Another beautifully written book is “The Old Masters of Belgium and Holland,” by Eugène Fromentin, which presents some of the best and most truthful criticism to be found and well repays a careful study.
In the present chapter we give a number of opinions from writers and artists, in support of the subjective view of art. And first let us quote the following passage,
which forms an
admirable introduction, from a course of lectures delivered to students at “Considthe Metropolitan Museum, New York, charm-erations on
Painting.” ing in their style, original in treatment and John La most instructive: “I remember, years ago,
Farge. sketching with two well-known men, artists who were great friends, a passing effect upon the hills that lay before us. Our three sketches
were different in shape, the distance bore a different relation to the foreground, the clouds were treated with different precision and different attention. The drawing was the same, that is to say, the general make of things, but each man had involuntarily looked upon what was most interesting to him in the whole sight. The colour of each painting was different, and each picture would have been recognized anywhere as a specimen of work by each one of us, characteristic of our names. We had not the first desire of expressing ourselves.
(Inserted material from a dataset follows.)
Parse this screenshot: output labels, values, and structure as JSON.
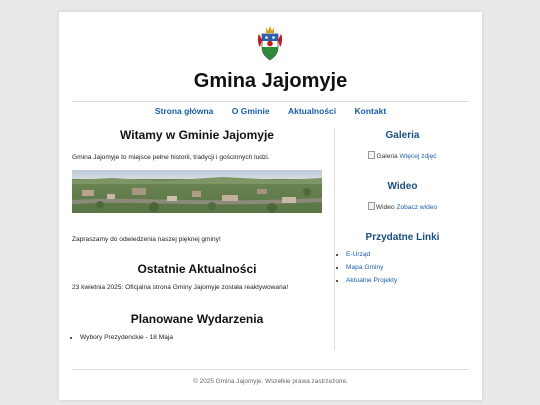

We were each one true to nature. Of course there is no absolute nature; as with each slight shifting of the eye involuntarily we focus some part to the prejudice of others.
You will see that the man is the main question, and that there can be no absolute view of nature. At some moment or other you will have brought before you that most important conflict of realism and its opposite. What I want you to notice is that though in abstraction there must be such a thing, yet in these realities with which we are concerned realism is a very evasive distinction. If ex
periences such as I have just stated bring out the result that you have seen, there is for you no such thing as realism. If you ever know how to paint somewhat well, and pass beyond the position of the student who has not yet learned to use his hands as an expression of the memories of his brain, you will always give to nature, that is, what is outside of you, the character of the lens through which you see it . . . which is yourself.”
P. G. Hamerton tells us that after living on Loch Awe for a year, and after careful study, he painted a picture of the great mountain Ben Cruachan, that towers aloft at the upper end of the lake. He drew it with absolute fidelity. Turner painted the same mountain.' “Life of
Turner." To gain the real but not the apparent truth, Chapter IV. he disregarded local conditions. He drew P. G. Hamthe mountain too high, left out a neighbouring peak, Ben Vorich, and changed the shape of “Landanother. In literal and exact truth he was
Chapter wrong, but Hamerton realized that his own XIII. P.G. fidelity to nature had only produced a topographical picture and did not give the true
2“Talent impression made on him. Whereas Turner lacks that